* Entries shown *
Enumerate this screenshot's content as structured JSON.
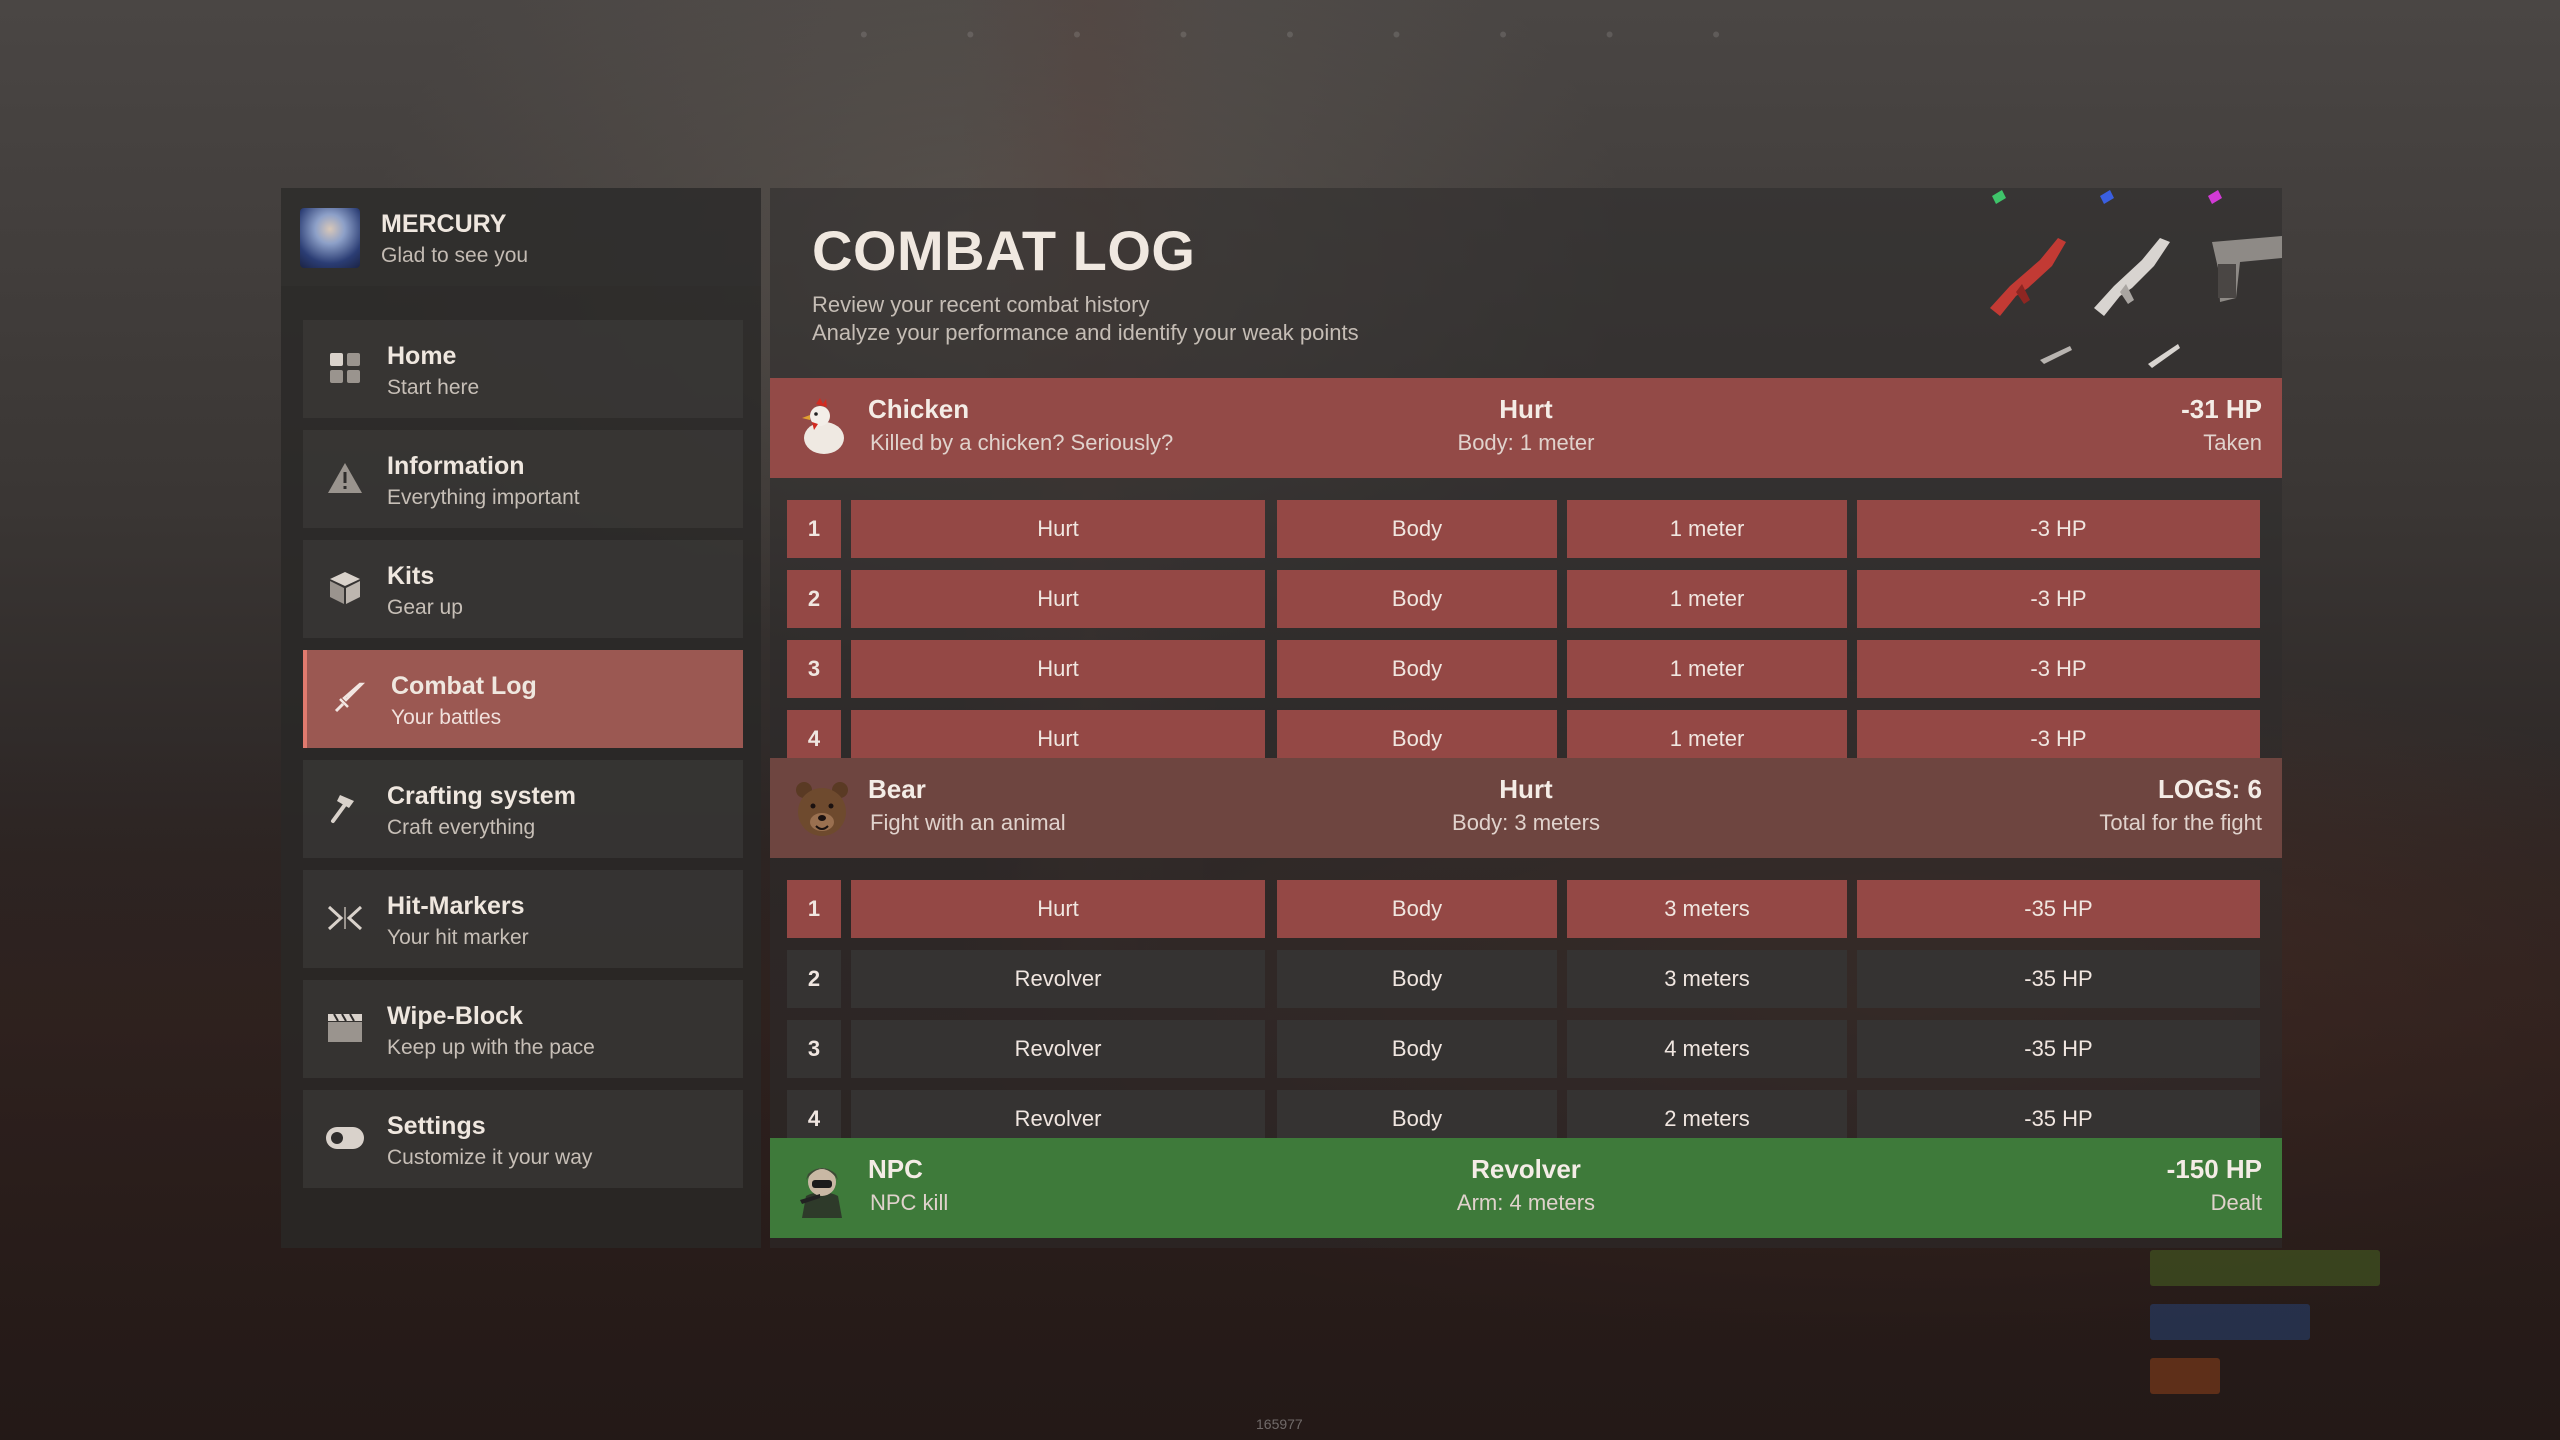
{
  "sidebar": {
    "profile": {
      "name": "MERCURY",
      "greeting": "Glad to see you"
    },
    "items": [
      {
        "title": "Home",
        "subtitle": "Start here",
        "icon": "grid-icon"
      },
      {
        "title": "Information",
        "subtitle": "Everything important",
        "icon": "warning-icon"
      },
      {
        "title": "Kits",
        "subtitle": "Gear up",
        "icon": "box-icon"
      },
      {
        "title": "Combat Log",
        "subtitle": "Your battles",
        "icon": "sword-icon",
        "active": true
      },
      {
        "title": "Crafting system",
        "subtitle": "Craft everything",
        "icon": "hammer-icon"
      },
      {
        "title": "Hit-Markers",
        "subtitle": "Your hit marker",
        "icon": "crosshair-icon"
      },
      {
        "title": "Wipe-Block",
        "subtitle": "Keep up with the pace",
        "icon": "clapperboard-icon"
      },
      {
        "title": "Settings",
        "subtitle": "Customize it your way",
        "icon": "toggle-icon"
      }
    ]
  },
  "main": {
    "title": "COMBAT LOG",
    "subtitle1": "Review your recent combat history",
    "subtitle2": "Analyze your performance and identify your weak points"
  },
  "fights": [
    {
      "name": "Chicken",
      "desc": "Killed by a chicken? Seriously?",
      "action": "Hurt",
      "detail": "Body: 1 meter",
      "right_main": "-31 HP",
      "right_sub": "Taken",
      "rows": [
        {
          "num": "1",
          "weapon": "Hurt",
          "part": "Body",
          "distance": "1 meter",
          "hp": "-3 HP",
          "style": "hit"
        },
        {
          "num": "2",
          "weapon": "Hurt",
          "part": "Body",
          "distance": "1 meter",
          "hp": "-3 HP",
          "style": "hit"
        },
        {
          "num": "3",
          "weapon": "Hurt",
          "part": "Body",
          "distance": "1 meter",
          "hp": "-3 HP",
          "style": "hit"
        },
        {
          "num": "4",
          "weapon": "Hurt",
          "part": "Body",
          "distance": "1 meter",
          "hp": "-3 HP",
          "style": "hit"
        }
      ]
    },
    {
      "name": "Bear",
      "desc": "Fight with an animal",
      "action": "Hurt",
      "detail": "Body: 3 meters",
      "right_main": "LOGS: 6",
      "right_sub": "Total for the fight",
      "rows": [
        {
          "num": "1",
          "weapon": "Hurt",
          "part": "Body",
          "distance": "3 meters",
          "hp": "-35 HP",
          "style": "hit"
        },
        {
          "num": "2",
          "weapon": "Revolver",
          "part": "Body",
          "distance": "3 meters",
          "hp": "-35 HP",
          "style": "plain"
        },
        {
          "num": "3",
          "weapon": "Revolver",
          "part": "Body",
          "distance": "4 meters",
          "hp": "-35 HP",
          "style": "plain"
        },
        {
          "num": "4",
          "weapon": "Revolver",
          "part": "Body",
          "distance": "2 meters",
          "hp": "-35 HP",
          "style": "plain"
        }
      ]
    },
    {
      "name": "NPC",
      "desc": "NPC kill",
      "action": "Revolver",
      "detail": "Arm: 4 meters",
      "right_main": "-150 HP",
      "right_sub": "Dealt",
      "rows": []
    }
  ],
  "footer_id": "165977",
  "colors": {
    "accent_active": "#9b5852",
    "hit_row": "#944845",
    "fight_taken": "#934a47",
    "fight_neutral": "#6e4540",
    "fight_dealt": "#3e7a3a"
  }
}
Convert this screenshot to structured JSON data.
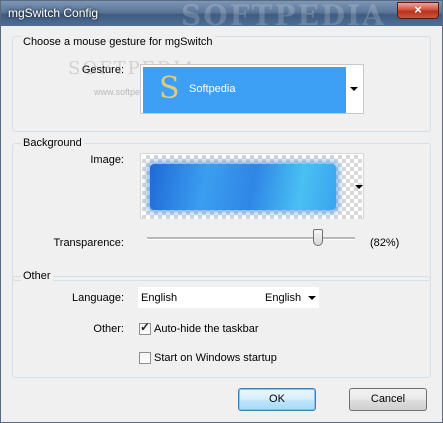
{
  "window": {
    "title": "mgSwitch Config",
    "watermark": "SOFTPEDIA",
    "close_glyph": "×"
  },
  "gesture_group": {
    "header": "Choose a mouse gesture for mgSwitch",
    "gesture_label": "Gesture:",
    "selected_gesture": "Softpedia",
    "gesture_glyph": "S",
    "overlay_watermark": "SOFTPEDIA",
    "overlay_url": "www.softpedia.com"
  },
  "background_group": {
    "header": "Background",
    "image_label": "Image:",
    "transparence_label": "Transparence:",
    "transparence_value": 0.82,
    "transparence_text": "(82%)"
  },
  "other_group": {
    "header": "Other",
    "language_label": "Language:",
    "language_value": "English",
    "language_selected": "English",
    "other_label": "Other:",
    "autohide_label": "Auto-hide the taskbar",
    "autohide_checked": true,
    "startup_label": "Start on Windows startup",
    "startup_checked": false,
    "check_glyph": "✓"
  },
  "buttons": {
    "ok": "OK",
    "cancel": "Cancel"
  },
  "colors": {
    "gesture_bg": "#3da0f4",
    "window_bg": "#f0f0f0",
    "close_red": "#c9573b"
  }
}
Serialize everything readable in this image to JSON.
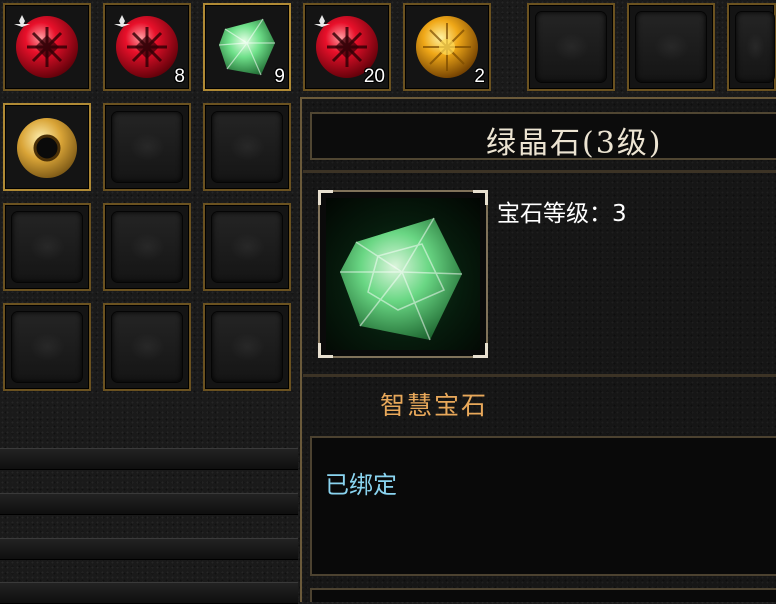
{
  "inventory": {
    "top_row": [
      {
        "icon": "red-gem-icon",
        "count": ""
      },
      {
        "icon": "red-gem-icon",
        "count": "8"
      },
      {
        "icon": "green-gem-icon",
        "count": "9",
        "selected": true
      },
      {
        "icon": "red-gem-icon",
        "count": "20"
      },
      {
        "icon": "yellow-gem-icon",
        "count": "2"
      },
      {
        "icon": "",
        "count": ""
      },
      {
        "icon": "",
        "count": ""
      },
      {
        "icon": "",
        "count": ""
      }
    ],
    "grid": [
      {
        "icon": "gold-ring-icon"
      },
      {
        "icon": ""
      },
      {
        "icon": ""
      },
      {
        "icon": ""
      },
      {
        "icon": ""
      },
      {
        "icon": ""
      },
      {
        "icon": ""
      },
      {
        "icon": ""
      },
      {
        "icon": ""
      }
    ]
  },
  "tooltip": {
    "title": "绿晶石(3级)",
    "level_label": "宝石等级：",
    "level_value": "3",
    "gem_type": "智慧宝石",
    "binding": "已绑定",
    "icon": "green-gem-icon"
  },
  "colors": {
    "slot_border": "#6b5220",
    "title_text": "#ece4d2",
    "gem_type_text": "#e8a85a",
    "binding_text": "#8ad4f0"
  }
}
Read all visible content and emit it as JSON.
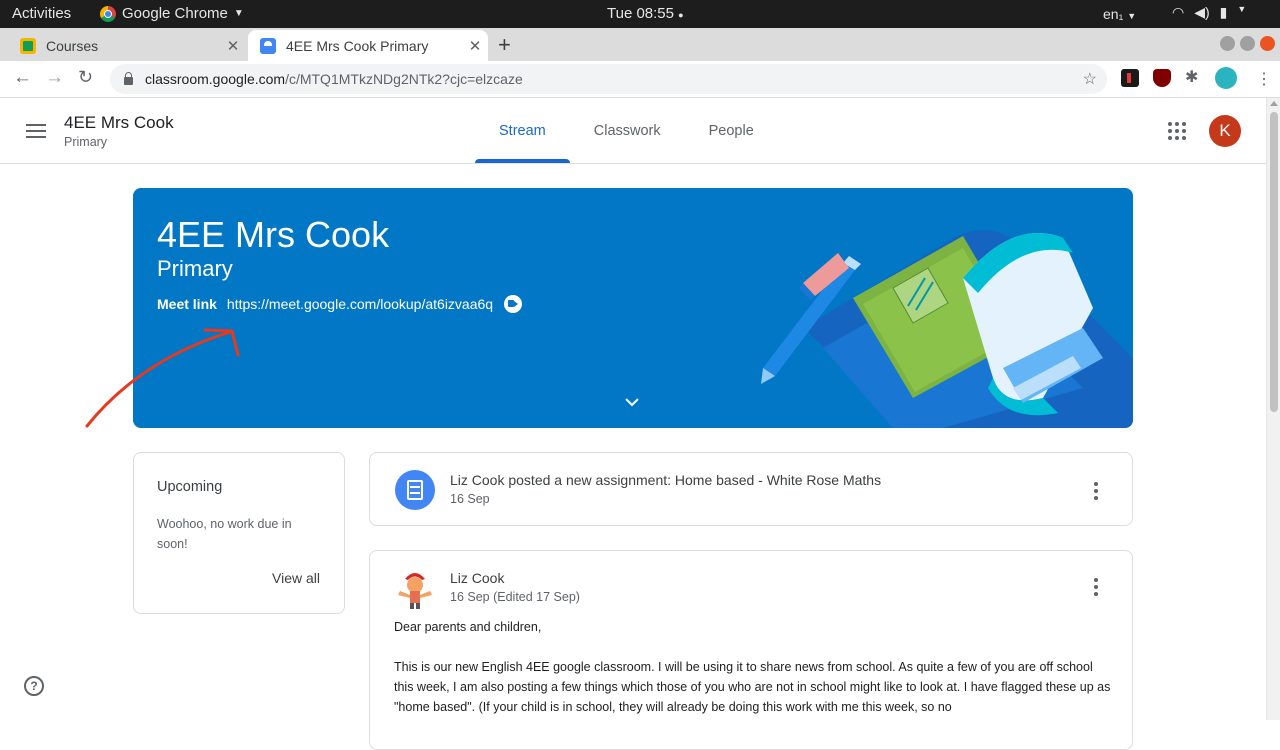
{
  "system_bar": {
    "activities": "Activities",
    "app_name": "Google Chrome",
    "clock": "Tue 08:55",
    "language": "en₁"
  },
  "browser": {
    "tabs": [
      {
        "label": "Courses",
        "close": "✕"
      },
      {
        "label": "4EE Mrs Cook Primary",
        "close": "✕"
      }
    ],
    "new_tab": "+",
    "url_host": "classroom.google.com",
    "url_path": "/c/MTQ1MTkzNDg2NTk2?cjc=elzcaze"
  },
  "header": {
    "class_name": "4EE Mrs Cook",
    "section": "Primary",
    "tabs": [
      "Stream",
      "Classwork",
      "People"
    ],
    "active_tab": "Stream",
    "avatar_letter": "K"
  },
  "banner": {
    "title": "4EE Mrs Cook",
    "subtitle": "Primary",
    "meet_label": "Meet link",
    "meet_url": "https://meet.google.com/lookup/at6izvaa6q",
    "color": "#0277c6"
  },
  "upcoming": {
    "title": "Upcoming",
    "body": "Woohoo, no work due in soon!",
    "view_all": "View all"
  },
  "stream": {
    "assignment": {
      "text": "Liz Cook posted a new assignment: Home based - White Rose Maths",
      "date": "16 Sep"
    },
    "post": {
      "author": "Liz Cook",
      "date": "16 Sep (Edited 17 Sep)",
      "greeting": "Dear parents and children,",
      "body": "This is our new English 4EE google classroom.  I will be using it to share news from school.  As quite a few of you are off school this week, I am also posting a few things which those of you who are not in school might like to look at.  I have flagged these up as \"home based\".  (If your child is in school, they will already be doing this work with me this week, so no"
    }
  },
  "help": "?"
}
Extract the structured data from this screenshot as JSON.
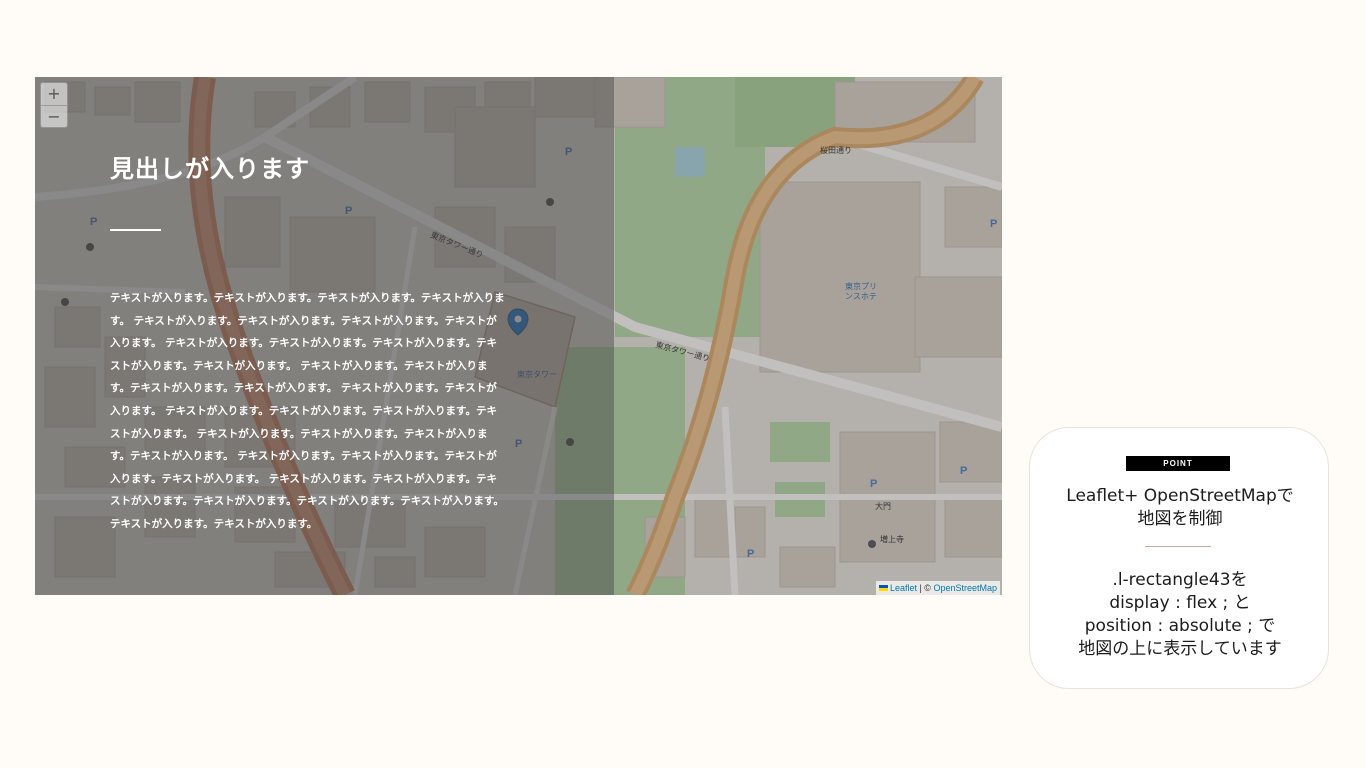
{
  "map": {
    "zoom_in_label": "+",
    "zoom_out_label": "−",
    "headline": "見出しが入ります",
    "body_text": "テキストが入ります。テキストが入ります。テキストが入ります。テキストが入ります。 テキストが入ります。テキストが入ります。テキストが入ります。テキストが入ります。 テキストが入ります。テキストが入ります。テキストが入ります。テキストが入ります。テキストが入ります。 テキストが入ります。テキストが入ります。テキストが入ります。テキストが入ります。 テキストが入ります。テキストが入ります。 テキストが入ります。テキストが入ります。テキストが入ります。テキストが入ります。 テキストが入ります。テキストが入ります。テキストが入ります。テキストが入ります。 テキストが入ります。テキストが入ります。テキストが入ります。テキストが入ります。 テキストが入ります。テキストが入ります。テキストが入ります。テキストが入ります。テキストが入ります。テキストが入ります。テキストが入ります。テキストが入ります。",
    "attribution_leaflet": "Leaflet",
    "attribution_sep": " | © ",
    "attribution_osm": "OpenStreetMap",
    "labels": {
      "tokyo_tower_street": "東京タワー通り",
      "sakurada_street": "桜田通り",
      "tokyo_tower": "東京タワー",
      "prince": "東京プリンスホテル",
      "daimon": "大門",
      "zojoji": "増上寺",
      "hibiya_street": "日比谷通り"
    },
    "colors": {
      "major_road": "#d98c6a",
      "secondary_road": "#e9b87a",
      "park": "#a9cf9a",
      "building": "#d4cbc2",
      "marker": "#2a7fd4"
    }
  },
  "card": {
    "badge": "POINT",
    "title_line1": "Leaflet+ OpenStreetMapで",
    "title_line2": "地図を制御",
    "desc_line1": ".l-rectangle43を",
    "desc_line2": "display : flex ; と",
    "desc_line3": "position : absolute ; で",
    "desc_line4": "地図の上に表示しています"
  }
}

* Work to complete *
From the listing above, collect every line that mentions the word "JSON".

* Response below *
Enumerate this screenshot's content as structured JSON.
Convert this screenshot to structured JSON data.
Serialize everything readable in this image to JSON.
Read all visible content and emit it as JSON.
Extract the structured data from this screenshot as JSON.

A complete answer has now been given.